S. Elmougy, H. Taher, and H. Noaman, “Naïve bayes classifier for arabic word sense disambiguation,” in Proceedings of the Neuro-Linguistic Programming (NLP), 2008.View at: Google Scholar
A. Zouaghi, L. Merhbene, and M. Zrigui, “Word sense disambiguation for arabic language using the variants of the lesk algorithm,” in Proceedings of the International Conference on Artificial Intelligence (ICAI'11), vol. 2, pp. 561–567, 2011.View at: Google Scholar
L. Merhbene, A. Zouaghi, and M. Zrigui, “Ambiguous Arabic words disambiguation,” in Proceedings of the 11th ACIS International Conference on Software Engineering, Artificial Intelligence, Networking and Parallel/Distributed Computing (SNPD'10), pp. 157–164, London, UK, June 2010.View at: Publisher Site | Google Scholar

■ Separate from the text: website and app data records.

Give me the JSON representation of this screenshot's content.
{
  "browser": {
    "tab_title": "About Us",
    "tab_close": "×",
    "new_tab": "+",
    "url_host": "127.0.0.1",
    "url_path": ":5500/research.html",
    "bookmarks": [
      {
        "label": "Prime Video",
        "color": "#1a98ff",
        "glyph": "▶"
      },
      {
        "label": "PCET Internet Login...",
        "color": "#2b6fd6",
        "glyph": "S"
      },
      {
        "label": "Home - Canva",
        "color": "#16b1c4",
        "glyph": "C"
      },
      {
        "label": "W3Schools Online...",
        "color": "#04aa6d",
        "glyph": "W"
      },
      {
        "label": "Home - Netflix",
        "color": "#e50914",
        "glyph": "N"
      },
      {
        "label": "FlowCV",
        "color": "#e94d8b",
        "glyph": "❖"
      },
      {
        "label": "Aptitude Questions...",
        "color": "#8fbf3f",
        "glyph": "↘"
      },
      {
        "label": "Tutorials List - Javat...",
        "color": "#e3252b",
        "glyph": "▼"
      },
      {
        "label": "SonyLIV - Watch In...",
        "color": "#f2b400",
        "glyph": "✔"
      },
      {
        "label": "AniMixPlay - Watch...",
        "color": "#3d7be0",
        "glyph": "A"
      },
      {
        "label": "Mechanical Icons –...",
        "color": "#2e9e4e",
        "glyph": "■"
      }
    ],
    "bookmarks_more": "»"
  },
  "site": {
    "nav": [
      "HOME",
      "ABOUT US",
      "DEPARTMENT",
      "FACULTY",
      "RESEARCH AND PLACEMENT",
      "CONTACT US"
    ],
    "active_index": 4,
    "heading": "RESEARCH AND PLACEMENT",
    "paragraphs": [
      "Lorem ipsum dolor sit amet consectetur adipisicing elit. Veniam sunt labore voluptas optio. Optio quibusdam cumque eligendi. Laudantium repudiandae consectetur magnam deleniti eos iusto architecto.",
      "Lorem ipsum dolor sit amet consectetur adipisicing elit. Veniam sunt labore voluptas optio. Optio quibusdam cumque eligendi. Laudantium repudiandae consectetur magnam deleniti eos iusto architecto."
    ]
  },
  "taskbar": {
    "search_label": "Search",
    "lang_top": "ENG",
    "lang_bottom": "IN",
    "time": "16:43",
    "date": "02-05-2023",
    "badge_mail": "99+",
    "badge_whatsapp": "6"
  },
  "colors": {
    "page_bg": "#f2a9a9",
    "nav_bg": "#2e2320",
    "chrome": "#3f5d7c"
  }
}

L. Merhbene, A. Zouaghi, and M. Zrigui, “Arabic word sense disambiguation,” in Proceedings of the 2nd International Conference on Agents and Artificial Intelligence (ICAART'10), pp. 652–655, January 2010.View at: Google Scholar
M. Elloumi, “Comparison of strings belonging to the same family,” Information Sciences, vol. 111, no. 1–4, pp. 49–63, 1998.View at: Google Scholar
T. Pedersen and R. Bruce, “Distinguishing word senses in untagged text,” in Proceedings of the 2nd Conference on Empirical Methods in Natural Language Processing, 1997.View at: Google Scholar
G. Sidorov and A. Gelbukh, “Word sense disambiguation in a spanish explanatory dictionary,” in Proceedings of the Tratamiento Automático de Lengauje Natural (TALN'01), pp. 398–402, Tours, France, 2001.View at: Google Scholar
F. Vasilescu, P. Langlais, and J. Lapalme, “Evaluating variants of the lesk approach for disambiguating words,” in Proceedings of the Language Resources and Evaluation, pp. 633–636, Lisbon, Portugal, 2004.View at: Google Scholar
F. Vasilescu, Monolingual corpus disambiguation by the approaches of lesk [M.S. thesis], University of Montreal, Faculty of Arts and Sciences, Faculty of Graduate Studies, 2003.
L. Al-Sulaiti and E. Atwell, “The design of a corpus of contemporary arabic,” International Journal of Corpus Linguistics, vol. 11, no. 2, pp. 135–171, 2006.View at: Google Scholar
D. Yarowsky, “One sense per collocation,” in Proceedings of the ARPA Workshop on Human Language Technology, pp. 266–267, Princeton, NJ, USA, 1993.View at: Google Scholar